**EXERCISE INPUT**.
__________________________________________________
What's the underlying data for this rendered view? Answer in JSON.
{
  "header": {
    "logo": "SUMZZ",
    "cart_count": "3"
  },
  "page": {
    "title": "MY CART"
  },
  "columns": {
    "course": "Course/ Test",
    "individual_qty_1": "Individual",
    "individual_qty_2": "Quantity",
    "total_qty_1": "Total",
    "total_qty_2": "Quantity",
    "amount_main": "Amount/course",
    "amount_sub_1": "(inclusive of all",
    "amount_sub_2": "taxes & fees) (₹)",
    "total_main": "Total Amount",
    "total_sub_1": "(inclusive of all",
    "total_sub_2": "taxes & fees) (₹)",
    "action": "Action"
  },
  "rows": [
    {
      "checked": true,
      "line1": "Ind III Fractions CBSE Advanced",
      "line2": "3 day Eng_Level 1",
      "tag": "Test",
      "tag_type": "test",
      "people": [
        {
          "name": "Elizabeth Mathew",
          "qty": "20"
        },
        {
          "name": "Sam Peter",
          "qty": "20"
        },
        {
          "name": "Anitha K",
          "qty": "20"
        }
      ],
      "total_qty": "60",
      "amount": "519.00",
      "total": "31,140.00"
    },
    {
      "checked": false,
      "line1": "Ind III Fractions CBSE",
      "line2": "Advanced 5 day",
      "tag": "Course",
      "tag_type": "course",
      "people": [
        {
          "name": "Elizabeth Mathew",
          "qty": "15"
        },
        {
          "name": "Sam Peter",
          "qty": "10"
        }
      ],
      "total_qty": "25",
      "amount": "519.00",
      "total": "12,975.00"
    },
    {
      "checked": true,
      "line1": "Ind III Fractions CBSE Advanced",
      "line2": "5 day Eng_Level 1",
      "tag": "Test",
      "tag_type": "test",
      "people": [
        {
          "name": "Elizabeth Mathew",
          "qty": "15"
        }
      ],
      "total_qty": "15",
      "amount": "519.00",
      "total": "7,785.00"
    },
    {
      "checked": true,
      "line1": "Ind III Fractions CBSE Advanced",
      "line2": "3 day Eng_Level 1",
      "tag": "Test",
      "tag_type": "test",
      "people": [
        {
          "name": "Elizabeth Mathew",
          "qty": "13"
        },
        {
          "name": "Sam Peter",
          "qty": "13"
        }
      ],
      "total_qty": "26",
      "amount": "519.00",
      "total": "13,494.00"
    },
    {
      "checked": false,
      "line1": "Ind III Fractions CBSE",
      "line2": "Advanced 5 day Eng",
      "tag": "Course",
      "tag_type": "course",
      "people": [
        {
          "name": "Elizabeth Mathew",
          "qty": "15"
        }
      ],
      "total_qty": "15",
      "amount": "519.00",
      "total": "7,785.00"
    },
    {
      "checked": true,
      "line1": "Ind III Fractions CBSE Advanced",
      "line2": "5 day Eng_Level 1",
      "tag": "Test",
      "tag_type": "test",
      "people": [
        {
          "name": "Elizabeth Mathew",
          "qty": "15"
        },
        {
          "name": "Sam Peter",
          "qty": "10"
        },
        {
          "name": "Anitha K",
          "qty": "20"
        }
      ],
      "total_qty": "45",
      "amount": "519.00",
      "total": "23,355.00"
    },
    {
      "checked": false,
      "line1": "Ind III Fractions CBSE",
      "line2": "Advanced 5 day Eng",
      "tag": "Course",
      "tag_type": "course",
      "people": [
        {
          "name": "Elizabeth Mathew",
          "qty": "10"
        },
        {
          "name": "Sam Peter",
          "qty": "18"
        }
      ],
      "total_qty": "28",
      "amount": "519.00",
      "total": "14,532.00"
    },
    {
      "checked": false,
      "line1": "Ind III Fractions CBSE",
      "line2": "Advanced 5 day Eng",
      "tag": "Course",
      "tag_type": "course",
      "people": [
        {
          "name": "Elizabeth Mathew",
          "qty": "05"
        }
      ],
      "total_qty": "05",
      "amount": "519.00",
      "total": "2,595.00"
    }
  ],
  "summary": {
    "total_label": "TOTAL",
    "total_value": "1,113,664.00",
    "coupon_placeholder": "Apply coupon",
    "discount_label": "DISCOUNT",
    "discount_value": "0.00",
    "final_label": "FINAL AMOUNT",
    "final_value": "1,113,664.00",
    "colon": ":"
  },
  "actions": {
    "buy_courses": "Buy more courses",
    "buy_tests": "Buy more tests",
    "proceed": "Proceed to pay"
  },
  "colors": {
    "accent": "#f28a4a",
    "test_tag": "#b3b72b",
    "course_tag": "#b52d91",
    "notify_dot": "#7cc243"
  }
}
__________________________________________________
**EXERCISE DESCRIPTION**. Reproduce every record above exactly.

**WRITTEN RESPONSE**.
What's the underlying data for this rendered view? Answer in JSON.
{
  "header": {
    "logo": "SUMZZ",
    "cart_count": "3"
  },
  "page": {
    "title": "MY CART"
  },
  "columns": {
    "course": "Course/ Test",
    "individual_qty_1": "Individual",
    "individual_qty_2": "Quantity",
    "total_qty_1": "Total",
    "total_qty_2": "Quantity",
    "amount_main": "Amount/course",
    "amount_sub_1": "(inclusive of all",
    "amount_sub_2": "taxes & fees) (₹)",
    "total_main": "Total Amount",
    "total_sub_1": "(inclusive of all",
    "total_sub_2": "taxes & fees) (₹)",
    "action": "Action"
  },
  "rows": [
    {
      "checked": true,
      "line1": "Ind III Fractions CBSE Advanced",
      "line2": "3 day Eng_Level 1",
      "tag": "Test",
      "tag_type": "test",
      "people": [
        {
          "name": "Elizabeth Mathew",
          "qty": "20"
        },
        {
          "name": "Sam Peter",
          "qty": "20"
        },
        {
          "name": "Anitha K",
          "qty": "20"
        }
      ],
      "total_qty": "60",
      "amount": "519.00",
      "total": "31,140.00"
    },
    {
      "checked": false,
      "line1": "Ind III Fractions CBSE",
      "line2": "Advanced 5 day",
      "tag": "Course",
      "tag_type": "course",
      "people": [
        {
          "name": "Elizabeth Mathew",
          "qty": "15"
        },
        {
          "name": "Sam Peter",
          "qty": "10"
        }
      ],
      "total_qty": "25",
      "amount": "519.00",
      "total": "12,975.00"
    },
    {
      "checked": true,
      "line1": "Ind III Fractions CBSE Advanced",
      "line2": "5 day Eng_Level 1",
      "tag": "Test",
      "tag_type": "test",
      "people": [
        {
          "name": "Elizabeth Mathew",
          "qty": "15"
        }
      ],
      "total_qty": "15",
      "amount": "519.00",
      "total": "7,785.00"
    },
    {
      "checked": true,
      "line1": "Ind III Fractions CBSE Advanced",
      "line2": "3 day Eng_Level 1",
      "tag": "Test",
      "tag_type": "test",
      "people": [
        {
          "name": "Elizabeth Mathew",
          "qty": "13"
        },
        {
          "name": "Sam Peter",
          "qty": "13"
        }
      ],
      "total_qty": "26",
      "amount": "519.00",
      "total": "13,494.00"
    },
    {
      "checked": false,
      "line1": "Ind III Fractions CBSE",
      "line2": "Advanced 5 day Eng",
      "tag": "Course",
      "tag_type": "course",
      "people": [
        {
          "name": "Elizabeth Mathew",
          "qty": "15"
        }
      ],
      "total_qty": "15",
      "amount": "519.00",
      "total": "7,785.00"
    },
    {
      "checked": true,
      "line1": "Ind III Fractions CBSE Advanced",
      "line2": "5 day Eng_Level 1",
      "tag": "Test",
      "tag_type": "test",
      "people": [
        {
          "name": "Elizabeth Mathew",
          "qty": "15"
        },
        {
          "name": "Sam Peter",
          "qty": "10"
        },
        {
          "name": "Anitha K",
          "qty": "20"
        }
      ],
      "total_qty": "45",
      "amount": "519.00",
      "total": "23,355.00"
    },
    {
      "checked": false,
      "line1": "Ind III Fractions CBSE",
      "line2": "Advanced 5 day Eng",
      "tag": "Course",
      "tag_type": "course",
      "people": [
        {
          "name": "Elizabeth Mathew",
          "qty": "10"
        },
        {
          "name": "Sam Peter",
          "qty": "18"
        }
      ],
      "total_qty": "28",
      "amount": "519.00",
      "total": "14,532.00"
    },
    {
      "checked": false,
      "line1": "Ind III Fractions CBSE",
      "line2": "Advanced 5 day Eng",
      "tag": "Course",
      "tag_type": "course",
      "people": [
        {
          "name": "Elizabeth Mathew",
          "qty": "05"
        }
      ],
      "total_qty": "05",
      "amount": "519.00",
      "total": "2,595.00"
    }
  ],
  "summary": {
    "total_label": "TOTAL",
    "total_value": "1,113,664.00",
    "coupon_placeholder": "Apply coupon",
    "discount_label": "DISCOUNT",
    "discount_value": "0.00",
    "final_label": "FINAL AMOUNT",
    "final_value": "1,113,664.00",
    "colon": ":"
  },
  "actions": {
    "buy_courses": "Buy more courses",
    "buy_tests": "Buy more tests",
    "proceed": "Proceed to pay"
  },
  "colors": {
    "accent": "#f28a4a",
    "test_tag": "#b3b72b",
    "course_tag": "#b52d91",
    "notify_dot": "#7cc243"
  }
}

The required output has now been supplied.